» **EXERCISE AIM**
Select, from the data, each line where "object" occurs.

» **EXERCISE DATA**

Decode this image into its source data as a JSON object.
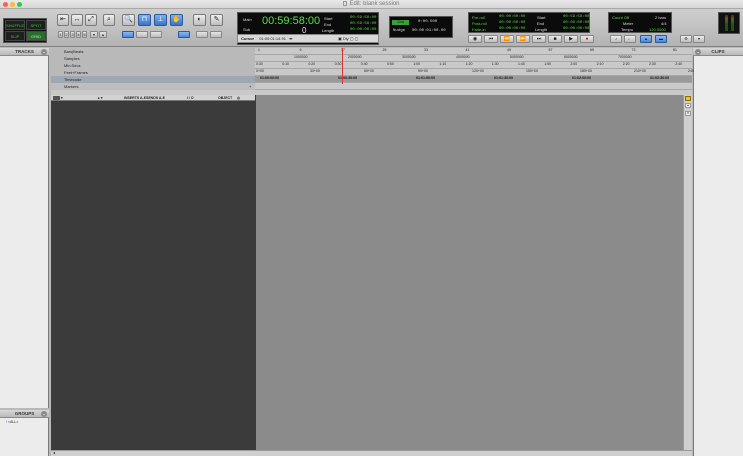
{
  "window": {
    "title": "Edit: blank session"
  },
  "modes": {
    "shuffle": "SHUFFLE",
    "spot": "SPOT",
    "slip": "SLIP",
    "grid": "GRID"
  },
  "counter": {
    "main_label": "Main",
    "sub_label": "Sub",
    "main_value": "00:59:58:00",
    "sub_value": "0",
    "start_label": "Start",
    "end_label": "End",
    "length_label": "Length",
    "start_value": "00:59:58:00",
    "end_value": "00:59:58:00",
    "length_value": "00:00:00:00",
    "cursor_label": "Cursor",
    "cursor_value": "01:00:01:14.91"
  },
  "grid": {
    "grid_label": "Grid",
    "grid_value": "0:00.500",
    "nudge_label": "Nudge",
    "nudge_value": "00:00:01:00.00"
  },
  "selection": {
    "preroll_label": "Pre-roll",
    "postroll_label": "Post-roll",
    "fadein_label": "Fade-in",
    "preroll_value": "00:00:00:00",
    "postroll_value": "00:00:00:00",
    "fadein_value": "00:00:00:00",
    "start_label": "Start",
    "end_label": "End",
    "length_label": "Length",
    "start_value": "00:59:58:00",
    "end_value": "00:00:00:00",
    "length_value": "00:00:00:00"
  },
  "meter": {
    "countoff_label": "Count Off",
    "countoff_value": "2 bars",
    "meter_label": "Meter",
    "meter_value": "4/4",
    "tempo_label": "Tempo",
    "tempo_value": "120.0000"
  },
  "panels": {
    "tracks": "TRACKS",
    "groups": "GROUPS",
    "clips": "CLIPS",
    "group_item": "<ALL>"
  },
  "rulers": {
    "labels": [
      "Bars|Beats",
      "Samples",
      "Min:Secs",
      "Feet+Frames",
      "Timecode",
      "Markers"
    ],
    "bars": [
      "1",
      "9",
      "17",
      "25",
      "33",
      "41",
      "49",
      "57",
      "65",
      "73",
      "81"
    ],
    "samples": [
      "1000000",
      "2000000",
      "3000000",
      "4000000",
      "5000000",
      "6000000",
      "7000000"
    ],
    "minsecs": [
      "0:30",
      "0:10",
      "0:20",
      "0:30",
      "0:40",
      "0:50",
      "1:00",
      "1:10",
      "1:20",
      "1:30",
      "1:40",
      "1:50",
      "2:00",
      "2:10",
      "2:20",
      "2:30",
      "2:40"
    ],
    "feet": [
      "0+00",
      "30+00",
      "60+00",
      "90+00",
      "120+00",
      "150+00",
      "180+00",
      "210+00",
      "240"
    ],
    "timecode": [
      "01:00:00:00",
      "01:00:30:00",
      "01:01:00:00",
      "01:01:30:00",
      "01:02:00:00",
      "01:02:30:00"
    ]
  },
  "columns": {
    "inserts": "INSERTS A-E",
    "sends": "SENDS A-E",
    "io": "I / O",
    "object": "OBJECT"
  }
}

» **WRITTEN RESPONSE**
Decode this image into its source data as a JSON object.
    "object": "OBJECT"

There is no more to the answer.